A maths-based Football World Cup simulation for teachers and students to use.

Can you beat Piggy in this simple dice game? Can you figure out Piggy's strategy, and is there a better one?

Can you beat the computer in the challenging strategy game?

This is an interactive net of a Rubik's cube. Twists of the 3D cube become mixes of the squares on the 2D net. Have a play and see how many scrambles you can undo!

To avoid losing think of another very well known game where the patterns of play are similar.

The aim of the game is to slide the green square from the top right hand corner to the bottom left hand corner in the least number of moves.

Match pairs of cards so that they have equivalent ratios.

Match the cards of the same value.

Start with any number of counters in any number of piles. 2 players take it in turns to remove any number of counters from a single pile. The winner is the player to take the last counter.

Help the bee to build a stack of blocks far enough to save his friend trapped in the tower.

A game for 2 players. Set out 16 counters in rows of 1,3,5 and 7. Players take turns to remove any number of counters from a row. The player left with the last counter looses.

This article for teachers describes several games, found on the site, all of which have a related structure that can be used to develop the skills of strategic planning.

A game for 2 players with similaritlies to NIM. Place one counter on each spot on the games board. Players take it is turns to remove 1 or 2 adjacent counters. The winner picks up the last counter.

Start with any number of counters in any number of piles. 2 players take it in turns to remove any number of counters from a single pile. The loser is the player who takes the last counter.

All you need for this game is a pack of cards. While you play the game, think about strategies that will increase your chances of winning.

This is a game for two players. You will need some small-square grid paper, a die and two felt-tip pens or highlighters. Players take turns to roll the die, then move that number of squares in. . . .

An article for teachers and pupils that encourages you to look at the mathematical properties of similar games.

This article invites you to get familiar with a strategic game called "sprouts". The game is simple enough for younger children to understand, and has also provided experienced mathematicians with. . . .

The computer starts with all the lights off, but then clicks 3, 4 or 5 times at random, leaving some lights on. Can you switch them off again?

Players take it in turns to choose a dot on the grid. The winner is the first to have four dots that can be joined to form a square.

Basic strategy games are particularly suitable as starting points for investigations. Players instinctively try to discover a winning strategy, and usually the best way to do this is to analyse. . . .

Take turns to place a decimal number on the spiral. Can you get three consecutive numbers?

Spiralling Decimals game for an adult and child. Can you get three decimals next to each other on the spiral before your partner?

Can you explain the strategy for winning this game with any target?

Here is a solitaire type environment for you to experiment with. Which targets can you reach?

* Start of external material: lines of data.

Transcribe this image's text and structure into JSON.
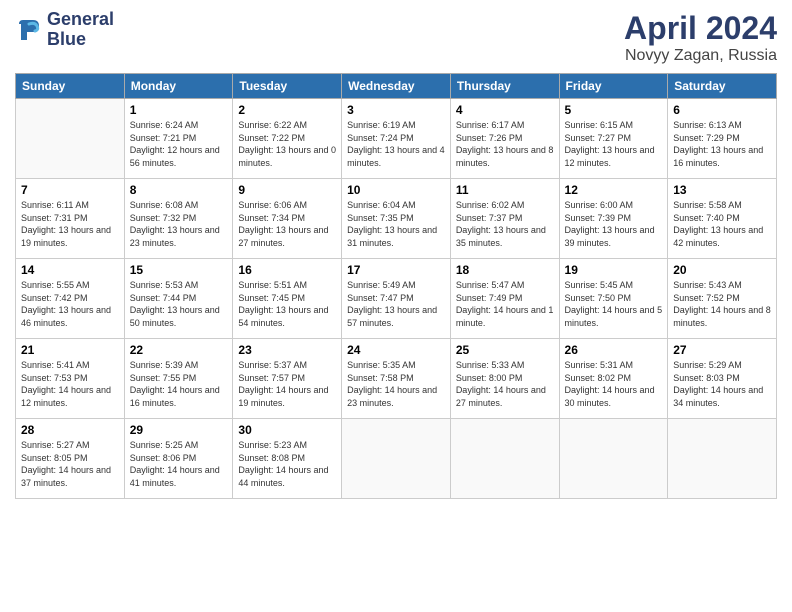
{
  "logo": {
    "line1": "General",
    "line2": "Blue"
  },
  "header": {
    "month_year": "April 2024",
    "location": "Novyy Zagan, Russia"
  },
  "days_of_week": [
    "Sunday",
    "Monday",
    "Tuesday",
    "Wednesday",
    "Thursday",
    "Friday",
    "Saturday"
  ],
  "weeks": [
    [
      {
        "day": "",
        "sunrise": "",
        "sunset": "",
        "daylight": ""
      },
      {
        "day": "1",
        "sunrise": "Sunrise: 6:24 AM",
        "sunset": "Sunset: 7:21 PM",
        "daylight": "Daylight: 12 hours and 56 minutes."
      },
      {
        "day": "2",
        "sunrise": "Sunrise: 6:22 AM",
        "sunset": "Sunset: 7:22 PM",
        "daylight": "Daylight: 13 hours and 0 minutes."
      },
      {
        "day": "3",
        "sunrise": "Sunrise: 6:19 AM",
        "sunset": "Sunset: 7:24 PM",
        "daylight": "Daylight: 13 hours and 4 minutes."
      },
      {
        "day": "4",
        "sunrise": "Sunrise: 6:17 AM",
        "sunset": "Sunset: 7:26 PM",
        "daylight": "Daylight: 13 hours and 8 minutes."
      },
      {
        "day": "5",
        "sunrise": "Sunrise: 6:15 AM",
        "sunset": "Sunset: 7:27 PM",
        "daylight": "Daylight: 13 hours and 12 minutes."
      },
      {
        "day": "6",
        "sunrise": "Sunrise: 6:13 AM",
        "sunset": "Sunset: 7:29 PM",
        "daylight": "Daylight: 13 hours and 16 minutes."
      }
    ],
    [
      {
        "day": "7",
        "sunrise": "Sunrise: 6:11 AM",
        "sunset": "Sunset: 7:31 PM",
        "daylight": "Daylight: 13 hours and 19 minutes."
      },
      {
        "day": "8",
        "sunrise": "Sunrise: 6:08 AM",
        "sunset": "Sunset: 7:32 PM",
        "daylight": "Daylight: 13 hours and 23 minutes."
      },
      {
        "day": "9",
        "sunrise": "Sunrise: 6:06 AM",
        "sunset": "Sunset: 7:34 PM",
        "daylight": "Daylight: 13 hours and 27 minutes."
      },
      {
        "day": "10",
        "sunrise": "Sunrise: 6:04 AM",
        "sunset": "Sunset: 7:35 PM",
        "daylight": "Daylight: 13 hours and 31 minutes."
      },
      {
        "day": "11",
        "sunrise": "Sunrise: 6:02 AM",
        "sunset": "Sunset: 7:37 PM",
        "daylight": "Daylight: 13 hours and 35 minutes."
      },
      {
        "day": "12",
        "sunrise": "Sunrise: 6:00 AM",
        "sunset": "Sunset: 7:39 PM",
        "daylight": "Daylight: 13 hours and 39 minutes."
      },
      {
        "day": "13",
        "sunrise": "Sunrise: 5:58 AM",
        "sunset": "Sunset: 7:40 PM",
        "daylight": "Daylight: 13 hours and 42 minutes."
      }
    ],
    [
      {
        "day": "14",
        "sunrise": "Sunrise: 5:55 AM",
        "sunset": "Sunset: 7:42 PM",
        "daylight": "Daylight: 13 hours and 46 minutes."
      },
      {
        "day": "15",
        "sunrise": "Sunrise: 5:53 AM",
        "sunset": "Sunset: 7:44 PM",
        "daylight": "Daylight: 13 hours and 50 minutes."
      },
      {
        "day": "16",
        "sunrise": "Sunrise: 5:51 AM",
        "sunset": "Sunset: 7:45 PM",
        "daylight": "Daylight: 13 hours and 54 minutes."
      },
      {
        "day": "17",
        "sunrise": "Sunrise: 5:49 AM",
        "sunset": "Sunset: 7:47 PM",
        "daylight": "Daylight: 13 hours and 57 minutes."
      },
      {
        "day": "18",
        "sunrise": "Sunrise: 5:47 AM",
        "sunset": "Sunset: 7:49 PM",
        "daylight": "Daylight: 14 hours and 1 minute."
      },
      {
        "day": "19",
        "sunrise": "Sunrise: 5:45 AM",
        "sunset": "Sunset: 7:50 PM",
        "daylight": "Daylight: 14 hours and 5 minutes."
      },
      {
        "day": "20",
        "sunrise": "Sunrise: 5:43 AM",
        "sunset": "Sunset: 7:52 PM",
        "daylight": "Daylight: 14 hours and 8 minutes."
      }
    ],
    [
      {
        "day": "21",
        "sunrise": "Sunrise: 5:41 AM",
        "sunset": "Sunset: 7:53 PM",
        "daylight": "Daylight: 14 hours and 12 minutes."
      },
      {
        "day": "22",
        "sunrise": "Sunrise: 5:39 AM",
        "sunset": "Sunset: 7:55 PM",
        "daylight": "Daylight: 14 hours and 16 minutes."
      },
      {
        "day": "23",
        "sunrise": "Sunrise: 5:37 AM",
        "sunset": "Sunset: 7:57 PM",
        "daylight": "Daylight: 14 hours and 19 minutes."
      },
      {
        "day": "24",
        "sunrise": "Sunrise: 5:35 AM",
        "sunset": "Sunset: 7:58 PM",
        "daylight": "Daylight: 14 hours and 23 minutes."
      },
      {
        "day": "25",
        "sunrise": "Sunrise: 5:33 AM",
        "sunset": "Sunset: 8:00 PM",
        "daylight": "Daylight: 14 hours and 27 minutes."
      },
      {
        "day": "26",
        "sunrise": "Sunrise: 5:31 AM",
        "sunset": "Sunset: 8:02 PM",
        "daylight": "Daylight: 14 hours and 30 minutes."
      },
      {
        "day": "27",
        "sunrise": "Sunrise: 5:29 AM",
        "sunset": "Sunset: 8:03 PM",
        "daylight": "Daylight: 14 hours and 34 minutes."
      }
    ],
    [
      {
        "day": "28",
        "sunrise": "Sunrise: 5:27 AM",
        "sunset": "Sunset: 8:05 PM",
        "daylight": "Daylight: 14 hours and 37 minutes."
      },
      {
        "day": "29",
        "sunrise": "Sunrise: 5:25 AM",
        "sunset": "Sunset: 8:06 PM",
        "daylight": "Daylight: 14 hours and 41 minutes."
      },
      {
        "day": "30",
        "sunrise": "Sunrise: 5:23 AM",
        "sunset": "Sunset: 8:08 PM",
        "daylight": "Daylight: 14 hours and 44 minutes."
      },
      {
        "day": "",
        "sunrise": "",
        "sunset": "",
        "daylight": ""
      },
      {
        "day": "",
        "sunrise": "",
        "sunset": "",
        "daylight": ""
      },
      {
        "day": "",
        "sunrise": "",
        "sunset": "",
        "daylight": ""
      },
      {
        "day": "",
        "sunrise": "",
        "sunset": "",
        "daylight": ""
      }
    ]
  ]
}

A simple game of patience which often comes out. Can you explain why?

This article explains the use of the idea of connectedness in networks, in two different ways, to bring into focus the basics of the game of Go, namely capture and territory.

First Connect Three game for an adult and child. Use the dice numbers and either addition or subtraction to get three numbers in a straight line.

Many natural systems appear to be in equilibrium until suddenly a critical point is reached, setting up a mudslide or an avalanche or an earthquake. In this project, students will use a simple. . . .

Practise your diamond mining skills and your x,y coordination in this homage to Pacman.

Four numbers on an intersection that need to be placed in the surrounding cells. That is all you need to know to solve this sudoku.

Two sudokus in one. Challenge yourself to make the necessary connections.

Advent Calendar 2010 - a mathematical game for every day during the run-up to Christmas.

A game that tests your understanding of remainders.

Two sudokus in one. Challenge yourself to make the necessary connections.

Here is a machine with four coloured lights. Can you develop a strategy to work out the rules controlling each light?

Who said that adding, subtracting, multiplying and dividing couldn't be fun?

There are nasty versions of this dice game but we'll start with the nice ones...

A game for 2 players. Can be played online. One player has 1 red counter, the other has 4 blue. The red counter needs to reach the other side, and the blue needs to trap the red.

Collect as many diamonds as you can by drawing three straight lines.

A game for 2 or more people, based on the traditional card game Rummy. Players aim to make two `tricks', where each trick has to consist of a picture of a shape, a name that describes that shape, and. . . .

Use the tangram pieces to make our pictures, or to design some of your own!

This pair of linked Sudokus matches letters with numbers and hides a seasonal greeting. Can you find it?